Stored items
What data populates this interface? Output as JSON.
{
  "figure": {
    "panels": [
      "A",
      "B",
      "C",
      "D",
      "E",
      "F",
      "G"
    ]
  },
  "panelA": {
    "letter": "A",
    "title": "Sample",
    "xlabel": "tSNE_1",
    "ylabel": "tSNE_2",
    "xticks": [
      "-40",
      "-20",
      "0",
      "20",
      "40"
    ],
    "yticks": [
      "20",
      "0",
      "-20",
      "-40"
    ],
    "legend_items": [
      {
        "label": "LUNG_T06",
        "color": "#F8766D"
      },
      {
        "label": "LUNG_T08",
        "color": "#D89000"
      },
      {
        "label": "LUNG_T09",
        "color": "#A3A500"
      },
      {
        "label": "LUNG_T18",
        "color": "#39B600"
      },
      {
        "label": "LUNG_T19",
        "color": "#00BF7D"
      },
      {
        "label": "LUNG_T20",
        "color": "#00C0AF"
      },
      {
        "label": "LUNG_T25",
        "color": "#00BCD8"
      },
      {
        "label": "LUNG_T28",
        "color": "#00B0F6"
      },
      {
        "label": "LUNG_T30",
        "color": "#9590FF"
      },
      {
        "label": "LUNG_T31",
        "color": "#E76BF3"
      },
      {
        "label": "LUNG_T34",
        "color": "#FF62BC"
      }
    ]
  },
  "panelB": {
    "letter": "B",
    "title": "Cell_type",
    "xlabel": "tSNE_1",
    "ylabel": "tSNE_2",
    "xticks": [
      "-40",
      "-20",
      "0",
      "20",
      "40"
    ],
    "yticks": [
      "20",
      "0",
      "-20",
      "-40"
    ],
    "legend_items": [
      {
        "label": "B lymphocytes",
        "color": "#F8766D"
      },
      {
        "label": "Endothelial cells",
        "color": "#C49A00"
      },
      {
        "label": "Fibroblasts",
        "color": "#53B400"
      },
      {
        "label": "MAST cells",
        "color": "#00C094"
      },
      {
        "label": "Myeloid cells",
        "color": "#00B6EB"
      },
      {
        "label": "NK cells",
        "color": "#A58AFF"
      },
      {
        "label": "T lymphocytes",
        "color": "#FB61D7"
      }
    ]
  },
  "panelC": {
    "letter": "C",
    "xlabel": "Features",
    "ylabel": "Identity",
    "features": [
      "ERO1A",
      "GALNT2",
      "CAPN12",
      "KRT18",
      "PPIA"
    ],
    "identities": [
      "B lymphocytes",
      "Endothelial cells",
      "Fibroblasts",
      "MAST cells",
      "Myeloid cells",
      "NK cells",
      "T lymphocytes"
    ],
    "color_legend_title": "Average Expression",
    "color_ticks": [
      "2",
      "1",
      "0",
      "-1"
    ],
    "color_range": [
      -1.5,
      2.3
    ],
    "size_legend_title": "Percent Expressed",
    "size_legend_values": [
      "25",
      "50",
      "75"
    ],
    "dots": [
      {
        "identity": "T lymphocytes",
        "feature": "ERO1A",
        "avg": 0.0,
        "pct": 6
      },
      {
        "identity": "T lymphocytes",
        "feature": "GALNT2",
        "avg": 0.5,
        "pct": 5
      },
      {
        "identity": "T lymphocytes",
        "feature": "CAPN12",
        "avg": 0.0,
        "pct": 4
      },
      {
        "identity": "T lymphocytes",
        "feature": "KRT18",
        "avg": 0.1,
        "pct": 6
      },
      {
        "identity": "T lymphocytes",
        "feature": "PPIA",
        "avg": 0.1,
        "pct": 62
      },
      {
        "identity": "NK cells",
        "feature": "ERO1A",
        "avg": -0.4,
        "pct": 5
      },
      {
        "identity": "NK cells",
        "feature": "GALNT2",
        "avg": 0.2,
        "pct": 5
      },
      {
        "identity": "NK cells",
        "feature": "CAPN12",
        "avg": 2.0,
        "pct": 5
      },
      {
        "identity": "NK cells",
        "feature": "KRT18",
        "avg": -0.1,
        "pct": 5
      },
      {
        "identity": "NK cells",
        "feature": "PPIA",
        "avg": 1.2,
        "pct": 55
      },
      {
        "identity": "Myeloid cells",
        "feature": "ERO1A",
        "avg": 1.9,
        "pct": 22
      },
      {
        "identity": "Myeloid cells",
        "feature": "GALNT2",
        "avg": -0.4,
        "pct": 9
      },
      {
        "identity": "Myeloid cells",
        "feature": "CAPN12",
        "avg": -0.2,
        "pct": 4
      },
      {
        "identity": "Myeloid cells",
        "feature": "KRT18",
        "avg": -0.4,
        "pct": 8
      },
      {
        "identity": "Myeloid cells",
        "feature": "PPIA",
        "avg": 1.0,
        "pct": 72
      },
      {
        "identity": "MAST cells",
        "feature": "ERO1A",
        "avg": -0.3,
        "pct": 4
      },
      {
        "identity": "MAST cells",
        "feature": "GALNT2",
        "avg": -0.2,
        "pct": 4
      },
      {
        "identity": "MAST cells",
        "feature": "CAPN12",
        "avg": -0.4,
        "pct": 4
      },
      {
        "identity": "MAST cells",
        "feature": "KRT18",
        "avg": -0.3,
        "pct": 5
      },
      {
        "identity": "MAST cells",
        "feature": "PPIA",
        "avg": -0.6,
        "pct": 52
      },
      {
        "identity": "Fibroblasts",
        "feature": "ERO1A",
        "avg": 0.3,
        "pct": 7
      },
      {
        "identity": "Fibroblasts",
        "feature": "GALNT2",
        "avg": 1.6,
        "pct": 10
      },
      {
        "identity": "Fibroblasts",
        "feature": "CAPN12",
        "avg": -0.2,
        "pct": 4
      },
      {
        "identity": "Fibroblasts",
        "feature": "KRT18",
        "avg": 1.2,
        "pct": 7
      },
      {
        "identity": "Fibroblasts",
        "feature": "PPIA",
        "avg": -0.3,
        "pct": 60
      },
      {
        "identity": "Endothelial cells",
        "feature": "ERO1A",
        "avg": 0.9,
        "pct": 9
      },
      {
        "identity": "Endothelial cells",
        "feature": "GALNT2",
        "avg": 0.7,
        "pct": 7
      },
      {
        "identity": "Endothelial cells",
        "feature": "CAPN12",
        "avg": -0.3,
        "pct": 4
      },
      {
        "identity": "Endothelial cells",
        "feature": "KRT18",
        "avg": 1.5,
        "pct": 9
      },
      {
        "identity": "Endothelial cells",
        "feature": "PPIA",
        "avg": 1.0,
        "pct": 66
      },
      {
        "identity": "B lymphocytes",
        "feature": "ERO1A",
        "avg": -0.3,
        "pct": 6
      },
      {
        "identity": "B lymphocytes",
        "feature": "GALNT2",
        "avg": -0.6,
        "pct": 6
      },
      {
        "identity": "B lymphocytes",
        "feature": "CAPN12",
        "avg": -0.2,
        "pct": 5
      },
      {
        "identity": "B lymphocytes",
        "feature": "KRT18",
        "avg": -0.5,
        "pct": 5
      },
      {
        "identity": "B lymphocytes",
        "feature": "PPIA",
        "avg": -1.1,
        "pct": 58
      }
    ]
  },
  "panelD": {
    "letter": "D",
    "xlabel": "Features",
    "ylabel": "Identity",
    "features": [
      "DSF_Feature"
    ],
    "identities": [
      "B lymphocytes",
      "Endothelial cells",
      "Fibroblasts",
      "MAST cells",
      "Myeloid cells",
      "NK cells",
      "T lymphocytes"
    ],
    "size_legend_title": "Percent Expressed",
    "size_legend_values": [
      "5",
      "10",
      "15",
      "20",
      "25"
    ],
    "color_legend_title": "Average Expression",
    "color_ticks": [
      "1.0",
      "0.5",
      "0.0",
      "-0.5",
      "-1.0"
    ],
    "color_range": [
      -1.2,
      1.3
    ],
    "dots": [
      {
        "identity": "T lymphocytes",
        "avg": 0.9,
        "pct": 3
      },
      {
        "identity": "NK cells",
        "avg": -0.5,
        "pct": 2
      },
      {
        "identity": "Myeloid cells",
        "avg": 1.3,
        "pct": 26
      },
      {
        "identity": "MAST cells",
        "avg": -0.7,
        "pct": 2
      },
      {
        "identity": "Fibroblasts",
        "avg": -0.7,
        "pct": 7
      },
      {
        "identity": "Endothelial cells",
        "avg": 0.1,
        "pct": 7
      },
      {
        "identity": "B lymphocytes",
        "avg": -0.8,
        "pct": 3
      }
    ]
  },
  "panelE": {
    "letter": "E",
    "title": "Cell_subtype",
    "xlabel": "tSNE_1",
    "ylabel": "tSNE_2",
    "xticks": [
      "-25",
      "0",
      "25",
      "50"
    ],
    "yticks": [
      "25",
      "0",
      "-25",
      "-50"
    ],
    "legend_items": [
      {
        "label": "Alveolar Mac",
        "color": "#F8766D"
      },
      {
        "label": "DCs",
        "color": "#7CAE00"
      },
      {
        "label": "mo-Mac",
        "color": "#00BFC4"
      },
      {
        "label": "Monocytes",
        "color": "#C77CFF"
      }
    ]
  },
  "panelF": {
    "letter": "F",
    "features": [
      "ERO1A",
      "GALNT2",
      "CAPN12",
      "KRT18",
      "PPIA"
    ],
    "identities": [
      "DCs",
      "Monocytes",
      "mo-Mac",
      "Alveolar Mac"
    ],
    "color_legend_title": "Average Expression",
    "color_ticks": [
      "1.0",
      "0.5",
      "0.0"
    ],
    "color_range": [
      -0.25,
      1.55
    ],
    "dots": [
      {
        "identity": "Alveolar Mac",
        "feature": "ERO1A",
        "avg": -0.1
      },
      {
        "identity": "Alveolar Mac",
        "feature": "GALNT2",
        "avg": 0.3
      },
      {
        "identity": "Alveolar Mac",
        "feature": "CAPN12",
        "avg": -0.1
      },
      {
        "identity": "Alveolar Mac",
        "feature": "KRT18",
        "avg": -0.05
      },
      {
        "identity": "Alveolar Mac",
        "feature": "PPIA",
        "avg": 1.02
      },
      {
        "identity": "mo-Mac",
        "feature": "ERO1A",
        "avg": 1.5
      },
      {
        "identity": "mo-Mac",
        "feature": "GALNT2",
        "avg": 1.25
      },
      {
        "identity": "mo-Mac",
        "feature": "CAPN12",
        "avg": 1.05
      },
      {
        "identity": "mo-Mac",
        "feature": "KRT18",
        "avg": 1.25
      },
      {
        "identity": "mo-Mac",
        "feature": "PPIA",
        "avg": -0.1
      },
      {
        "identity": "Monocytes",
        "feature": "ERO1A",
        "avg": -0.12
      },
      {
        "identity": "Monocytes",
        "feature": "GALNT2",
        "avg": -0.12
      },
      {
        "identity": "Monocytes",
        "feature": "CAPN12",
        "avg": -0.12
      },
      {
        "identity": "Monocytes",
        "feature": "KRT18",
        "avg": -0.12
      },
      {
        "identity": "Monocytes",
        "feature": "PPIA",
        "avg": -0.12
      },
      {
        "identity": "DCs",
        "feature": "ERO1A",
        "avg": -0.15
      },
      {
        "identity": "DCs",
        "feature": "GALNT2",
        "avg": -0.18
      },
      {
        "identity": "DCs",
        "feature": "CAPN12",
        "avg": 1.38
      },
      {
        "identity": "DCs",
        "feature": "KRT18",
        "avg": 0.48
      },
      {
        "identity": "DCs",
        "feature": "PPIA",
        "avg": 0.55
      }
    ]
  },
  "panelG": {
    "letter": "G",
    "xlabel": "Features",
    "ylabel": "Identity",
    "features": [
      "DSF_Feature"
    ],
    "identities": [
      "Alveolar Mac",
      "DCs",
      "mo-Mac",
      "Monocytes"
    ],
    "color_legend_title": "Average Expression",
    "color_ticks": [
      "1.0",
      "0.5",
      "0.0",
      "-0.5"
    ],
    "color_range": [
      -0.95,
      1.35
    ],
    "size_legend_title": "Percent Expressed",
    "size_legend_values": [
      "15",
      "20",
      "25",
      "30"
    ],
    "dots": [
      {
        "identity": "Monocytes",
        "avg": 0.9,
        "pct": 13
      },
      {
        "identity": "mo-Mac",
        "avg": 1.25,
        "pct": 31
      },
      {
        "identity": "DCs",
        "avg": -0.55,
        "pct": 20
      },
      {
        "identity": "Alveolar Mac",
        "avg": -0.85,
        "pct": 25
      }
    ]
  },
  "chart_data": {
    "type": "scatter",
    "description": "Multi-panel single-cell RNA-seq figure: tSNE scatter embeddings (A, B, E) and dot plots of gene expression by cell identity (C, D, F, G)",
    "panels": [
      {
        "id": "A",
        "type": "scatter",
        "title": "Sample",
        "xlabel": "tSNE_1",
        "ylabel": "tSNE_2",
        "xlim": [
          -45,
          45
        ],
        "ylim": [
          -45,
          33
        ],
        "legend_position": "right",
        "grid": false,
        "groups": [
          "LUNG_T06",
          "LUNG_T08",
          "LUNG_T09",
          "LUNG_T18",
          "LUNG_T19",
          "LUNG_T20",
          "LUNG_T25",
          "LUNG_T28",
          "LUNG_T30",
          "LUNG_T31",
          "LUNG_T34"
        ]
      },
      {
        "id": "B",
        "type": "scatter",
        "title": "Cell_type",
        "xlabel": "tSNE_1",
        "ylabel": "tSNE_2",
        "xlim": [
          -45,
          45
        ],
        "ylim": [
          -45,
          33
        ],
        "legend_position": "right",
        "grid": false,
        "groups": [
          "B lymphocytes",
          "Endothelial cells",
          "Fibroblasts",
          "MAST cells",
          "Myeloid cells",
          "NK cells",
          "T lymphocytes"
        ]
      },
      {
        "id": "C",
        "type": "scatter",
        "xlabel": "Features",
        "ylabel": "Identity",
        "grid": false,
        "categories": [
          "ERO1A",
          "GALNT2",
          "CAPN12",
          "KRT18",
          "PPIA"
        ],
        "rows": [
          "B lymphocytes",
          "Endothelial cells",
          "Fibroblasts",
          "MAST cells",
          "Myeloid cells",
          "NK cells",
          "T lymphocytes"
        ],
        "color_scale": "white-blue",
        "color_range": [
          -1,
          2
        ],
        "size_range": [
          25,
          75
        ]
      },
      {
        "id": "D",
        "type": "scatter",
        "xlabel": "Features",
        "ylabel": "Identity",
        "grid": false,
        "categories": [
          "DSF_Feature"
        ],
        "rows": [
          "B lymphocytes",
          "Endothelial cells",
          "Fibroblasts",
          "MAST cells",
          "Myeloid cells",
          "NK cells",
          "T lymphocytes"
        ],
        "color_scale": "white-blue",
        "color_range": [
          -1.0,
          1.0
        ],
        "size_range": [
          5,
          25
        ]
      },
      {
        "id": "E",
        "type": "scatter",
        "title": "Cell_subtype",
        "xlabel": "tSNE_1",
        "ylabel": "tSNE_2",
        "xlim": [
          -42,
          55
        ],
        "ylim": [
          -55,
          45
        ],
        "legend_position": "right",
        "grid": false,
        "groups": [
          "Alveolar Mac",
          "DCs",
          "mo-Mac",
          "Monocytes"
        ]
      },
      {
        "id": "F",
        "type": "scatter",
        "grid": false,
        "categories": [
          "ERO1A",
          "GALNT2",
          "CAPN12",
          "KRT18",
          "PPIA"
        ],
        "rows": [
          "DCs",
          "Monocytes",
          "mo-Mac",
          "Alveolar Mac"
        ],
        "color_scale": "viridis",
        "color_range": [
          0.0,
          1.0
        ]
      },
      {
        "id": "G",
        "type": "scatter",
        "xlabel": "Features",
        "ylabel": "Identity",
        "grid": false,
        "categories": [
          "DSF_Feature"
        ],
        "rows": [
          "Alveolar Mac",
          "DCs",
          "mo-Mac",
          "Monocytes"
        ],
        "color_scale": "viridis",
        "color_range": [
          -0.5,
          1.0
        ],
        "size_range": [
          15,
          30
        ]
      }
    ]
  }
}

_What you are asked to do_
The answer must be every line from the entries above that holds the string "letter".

_Response area_
    "letter": "A",
    "letter": "B",
    "letter": "C",
    "letter": "D",
    "letter": "E",
    "letter": "F",
    "letter": "G",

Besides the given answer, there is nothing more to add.